It’s a Snap!

I can remember it as if it were yesterday. Mrs. Peterson’s ninth-grade classroom. I can see the desks, the windows, and on the sill of the blackboard, the row of laminated photographs. Each one leaned back as if waiting, daring me to pick it out that shiny lineup.

How I hated to be late to that class! Even after a few minutes, the pictures would be picked over, leaving the dregs for the dawdlers. I wanted the whole range of faces and emotions and situations that stood freeze-framed under plastic. Those photographs were there to make us hungry for writing, and I desired the whole menu to choose from. Little did I know how strong an appetite I was building.
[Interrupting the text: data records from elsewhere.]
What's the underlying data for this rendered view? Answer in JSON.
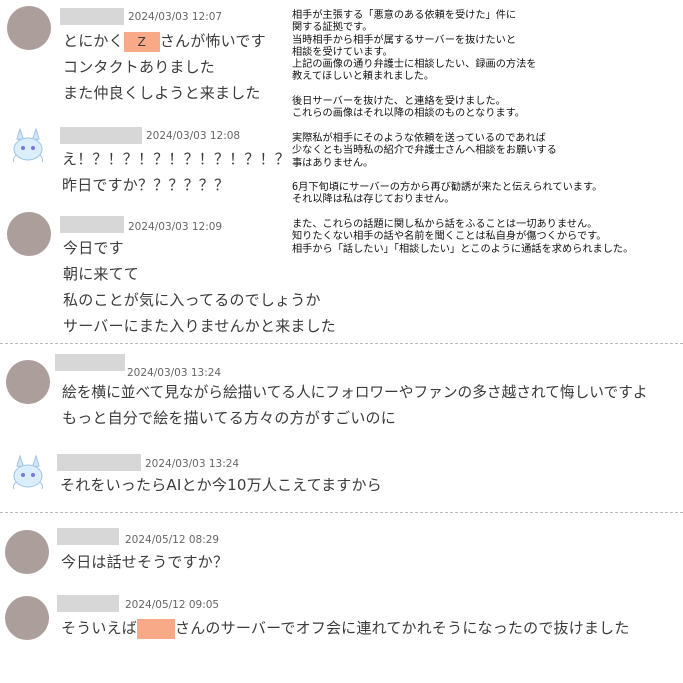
{
  "messages": [
    {
      "timestamp": "2024/03/03 12:07",
      "avatar": "gray",
      "lines": [
        {
          "before": "とにかく",
          "redacted": "Z",
          "after": "さんが怖いです"
        },
        {
          "text": "コンタクトありました"
        },
        {
          "text": "また仲良くしようと来ました"
        }
      ]
    },
    {
      "timestamp": "2024/03/03 12:08",
      "avatar": "mascot",
      "lines": [
        {
          "text": "え！？！？！？！？！？！？！？"
        },
        {
          "text": "昨日ですか？？？？？？"
        }
      ]
    },
    {
      "timestamp": "2024/03/03 12:09",
      "avatar": "gray",
      "lines": [
        {
          "text": "今日です"
        },
        {
          "text": "朝に来てて"
        },
        {
          "text": "私のことが気に入ってるのでしょうか"
        },
        {
          "text": "サーバーにまた入りませんかと来ました"
        }
      ]
    },
    {
      "timestamp": "2024/03/03 13:24",
      "avatar": "gray",
      "lines": [
        {
          "text": "絵を横に並べて見ながら絵描いてる人にフォロワーやファンの多さ越されて悔しいですよ"
        },
        {
          "text": "もっと自分で絵を描いてる方々の方がすごいのに"
        }
      ]
    },
    {
      "timestamp": "2024/03/03 13:24",
      "avatar": "mascot",
      "lines": [
        {
          "text": "それをいったらAIとか今10万人こえてますから"
        }
      ]
    },
    {
      "timestamp": "2024/05/12 08:29",
      "avatar": "gray",
      "lines": [
        {
          "text": "今日は話せそうですか？"
        }
      ]
    },
    {
      "timestamp": "2024/05/12 09:05",
      "avatar": "gray",
      "lines": [
        {
          "before": "そういえば",
          "redacted": "",
          "after": "さんのサーバーでオフ会に連れてかれそうになったので抜けました"
        }
      ]
    }
  ],
  "note": {
    "lines": [
      "相手が主張する「悪意のある依頼を受けた」件に",
      "関する証拠です。",
      "当時相手から相手が属するサーバーを抜けたいと",
      "相談を受けています。",
      "上記の画像の通り弁護士に相談したい、録画の方法を",
      "教えてほしいと頼まれました。",
      "",
      "後日サーバーを抜けた、と連絡を受けました。",
      "これらの画像はそれ以降の相談のものとなります。",
      "",
      "実際私が相手にそのような依頼を送っているのであれば",
      "少なくとも当時私の紹介で弁護士さんへ相談をお願いする",
      "事はありません。",
      "",
      "6月下旬頃にサーバーの方から再び勧誘が来たと伝えられています。",
      "それ以降は私は存じておりません。",
      "",
      "また、これらの話題に関し私から話をふることは一切ありません。",
      "知りたくない相手の話や名前を聞くことは私自身が傷つくからです。",
      "相手から「話したい」「相談したい」とこのように通話を求められました。"
    ]
  },
  "colors": {
    "avatar_gray": "#ab9e9b",
    "name_redaction": "#d7d7d7",
    "inline_redaction": "#f7a988",
    "mascot_body": "#cfe6f7",
    "mascot_accent": "#7a78d9"
  }
}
If you’re a regular reader of these essays, you may remember that I’ve written before about how art can prompt stories in children. For some kids, images are much more powerful prompts for their imaginations than words. And if what the cultural commentators say is true, young people are becoming increasingly connected to images. But today’s images flash by, they tumble out of screens like avalanches. For a picture to have an effect on a child’s imagination, they need to crawl by. To have a story grow out of a photo, it requires a bit of staring. At the photo. And off into space.

Where to start? This week holds the birthday of the father of photo-journalism, Alfred Eisenstaedt. His pictures graced the covers of Life magazine throughout much of the 20th century. Older folks may remember him for the photograph of the sailor kissing a girl on VJ day in Times Square. He was a master at capturing a moment, whether it was a waiter skating or an audience of suspenseful children.

Eisenstaedt’s photos would be a great starting point for imagining a story. As you linger over one with your child, ask what she thinks was happening when this picture was taken. (Don’t read the captions, first!) Turn the people in the pictures into characters in a story. Then imagine what would happen next.

I should tell you, though, that imaginations can be ravenous. It’s been thirty years since Mrs. Peterson’s class, and I still can’t get enough.

Bruce Van Patter

all material ©2006 Bruce Van Patter